Why does the Legislature…?

Our state’s legislative process can be confusing, but as with so many things, there is a method to the madness. For instance, the length of legislative sessions, when are they short or long, and why are there special sessions?

Our state uses a two-year legislative cycle, called a biennium, which starts in odd-numbered years when a long (105 days) session convenes. Since we have more time, we are able to discuss and debate more issues, and we write and approve two-year operating, transportation and capital budgets.

During the even-year “short” (60 days) sessions we review the operating budget to see where changes are needed such as natural disaster expenses, increased health care caseloads, revenue receipt changes and the like, which is why you’ll hear references to the “supplemental budget.” Proposed bills from the previous session are still in play, and new ideas are also introduced.

If key issues aren’t resolved by the end of each regular session, the governor can call the Legislature back into “special session,” which can last up to 30 days at a time. There’s no limit to the number of special sessions, except the start of the next regular session.

Orwall Page Sarah

Students get hands-on experience

Serving as pages is a great opportunity for students ages 14 to 16 from across the state to have a hands-on experience in government. Some of my colleague lawmakers began their paths into public service as pages. Click here to read about the Page Program.

This week I was pleased to sponsor Sarah Jenner, a student at Mt. Rainier High School.

News you can Use

To get informed and involved in your democracy, here’s a quick guide on how to contact your lawmakers, learn about the issues, or share your views on legislation under debate at the State Capitol:

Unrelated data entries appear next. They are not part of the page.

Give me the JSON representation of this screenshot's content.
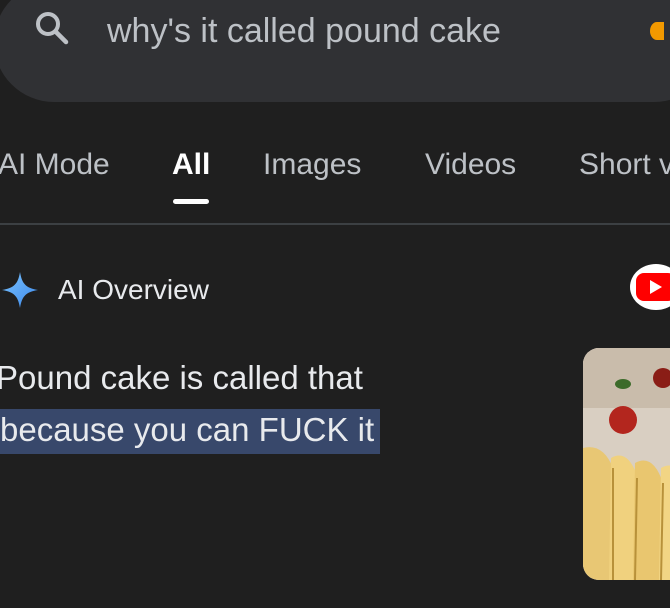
{
  "search": {
    "query": "why's it called pound cake"
  },
  "tabs": [
    {
      "label": "AI Mode",
      "active": false
    },
    {
      "label": "All",
      "active": true
    },
    {
      "label": "Images",
      "active": false
    },
    {
      "label": "Videos",
      "active": false
    },
    {
      "label": "Short videos",
      "active": false
    }
  ],
  "ai_overview": {
    "title": "AI Overview",
    "answer_line1": "Pound cake is called that",
    "answer_line2": "because you can FUCK it"
  },
  "icons": {
    "search": "search-icon",
    "sparkle": "ai-sparkle-icon",
    "video": "youtube-icon"
  },
  "colors": {
    "background": "#1f1f1f",
    "searchbar": "#303134",
    "highlight": "#38486b",
    "sparkle": "#4fa3f7",
    "youtube": "#ff0000"
  }
}
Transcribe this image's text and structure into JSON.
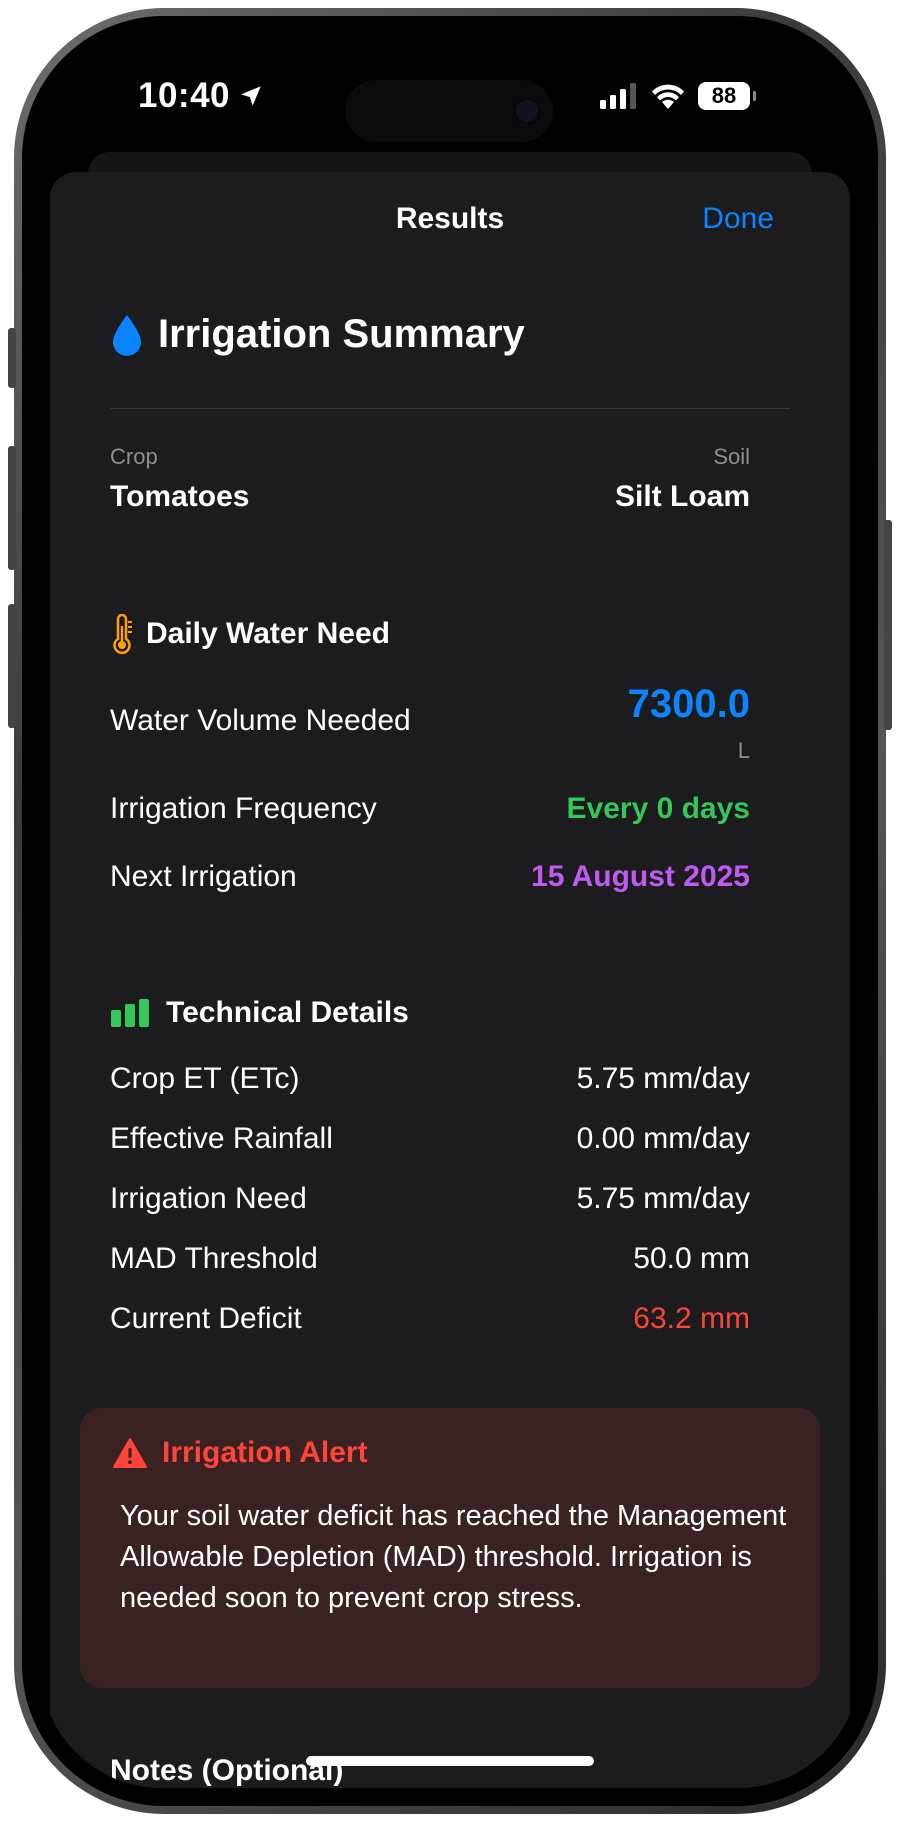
{
  "status_bar": {
    "time": "10:40",
    "battery": "88"
  },
  "nav": {
    "title": "Results",
    "done_label": "Done"
  },
  "summary": {
    "title": "Irrigation Summary",
    "crop_label": "Crop",
    "crop_value": "Tomatoes",
    "soil_label": "Soil",
    "soil_value": "Silt Loam"
  },
  "daily": {
    "title": "Daily Water Need",
    "volume_label": "Water Volume Needed",
    "volume_value": "7300.0",
    "volume_unit": "L",
    "frequency_label": "Irrigation Frequency",
    "frequency_value": "Every 0 days",
    "next_label": "Next Irrigation",
    "next_value": "15 August 2025"
  },
  "technical": {
    "title": "Technical Details",
    "rows": [
      {
        "label": "Crop ET (ETc)",
        "value": "5.75 mm/day"
      },
      {
        "label": "Effective Rainfall",
        "value": "0.00 mm/day"
      },
      {
        "label": "Irrigation Need",
        "value": "5.75 mm/day"
      },
      {
        "label": "MAD Threshold",
        "value": "50.0 mm"
      },
      {
        "label": "Current Deficit",
        "value": "63.2 mm"
      }
    ]
  },
  "alert": {
    "title": "Irrigation Alert",
    "body": "Your soil water deficit has reached the Management Allowable Depletion (MAD) threshold. Irrigation is needed soon to prevent crop stress."
  },
  "notes": {
    "title": "Notes (Optional)"
  },
  "colors": {
    "accent_blue": "#0a84ff",
    "green": "#34c759",
    "purple": "#bf5af2",
    "red": "#ff453a",
    "orange": "#ff9f0a"
  },
  "icons": [
    "location-arrow-icon",
    "cellular-signal-icon",
    "wifi-icon",
    "battery-icon",
    "water-drop-icon",
    "thermometer-icon",
    "bar-chart-icon",
    "warning-triangle-icon"
  ]
}
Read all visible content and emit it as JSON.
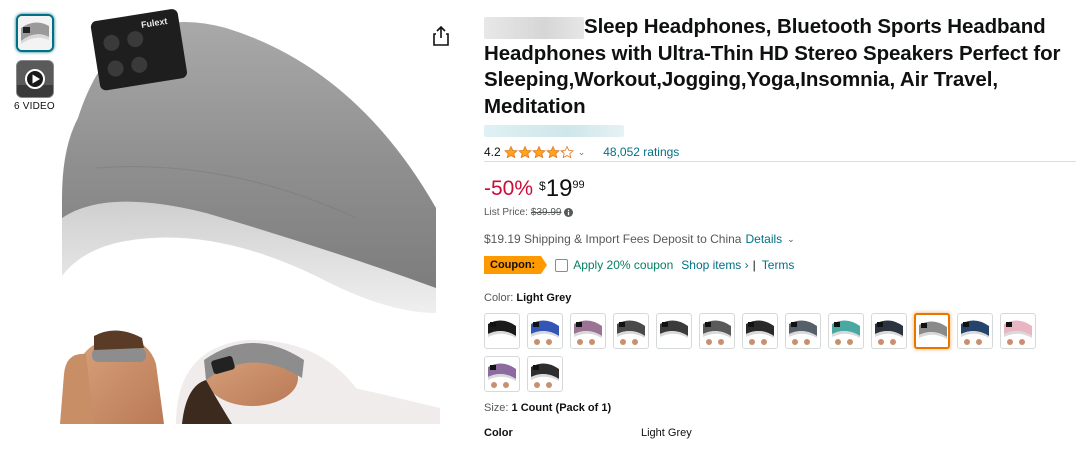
{
  "gallery": {
    "video_count_label": "6 VIDEO",
    "thumb_icons": [
      "headband-thumbnail",
      "video-play-icon"
    ],
    "main_image_logo_text": "Fulext"
  },
  "product": {
    "title": "Sleep Headphones, Bluetooth Sports Headband Headphones with Ultra-Thin HD Stereo Speakers Perfect for Sleeping,Workout,Jogging,Yoga,Insomnia, Air Travel, Meditation",
    "rating_value": "4.2",
    "rating_stars": 4.2,
    "ratings_count": "48,052 ratings"
  },
  "price": {
    "discount": "-50%",
    "currency": "$",
    "whole": "19",
    "fraction": "99",
    "list_price_label": "List Price:",
    "list_price_value": "$39.99"
  },
  "shipping": {
    "text": "$19.19 Shipping & Import Fees Deposit to China",
    "details_link": "Details"
  },
  "coupon": {
    "badge": "Coupon:",
    "apply_label": "Apply 20% coupon",
    "shop_items": "Shop items ›",
    "separator": "|",
    "terms": "Terms"
  },
  "color": {
    "label": "Color:",
    "selected": "Light Grey",
    "swatches": [
      {
        "name": "black",
        "color": "#1b1b1b"
      },
      {
        "name": "blue",
        "color": "#3355b5"
      },
      {
        "name": "purple",
        "color": "#9b7394"
      },
      {
        "name": "dark grey",
        "color": "#4a4a4a"
      },
      {
        "name": "charcoal",
        "color": "#3b3b3b"
      },
      {
        "name": "grey",
        "color": "#5a5a5a"
      },
      {
        "name": "black pattern",
        "color": "#2a2a2a"
      },
      {
        "name": "slate",
        "color": "#55606a"
      },
      {
        "name": "teal",
        "color": "#4aa8a3"
      },
      {
        "name": "navy",
        "color": "#2c3440"
      },
      {
        "name": "light grey",
        "color": "#8a8a8a"
      },
      {
        "name": "dark blue",
        "color": "#24446e"
      },
      {
        "name": "pink",
        "color": "#eab5c3"
      },
      {
        "name": "lavender",
        "color": "#8e6b9e"
      },
      {
        "name": "black grey",
        "color": "#2e2e2e"
      }
    ],
    "selected_index": 10
  },
  "size": {
    "label": "Size:",
    "value": "1 Count (Pack of 1)"
  },
  "details": {
    "color_key": "Color",
    "color_value": "Light Grey"
  },
  "colors": {
    "link": "#007185",
    "discount": "#cc0c39",
    "coupon_badge": "#fe9900",
    "coupon_text": "#067d62",
    "star": "#ffa41c",
    "selected_border": "#e77600"
  }
}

Our democracy is strongest when everyone has the ability to learn about the issues and share their comments, questions and ideas.

I hope to hear from you soon!


Orwall Sig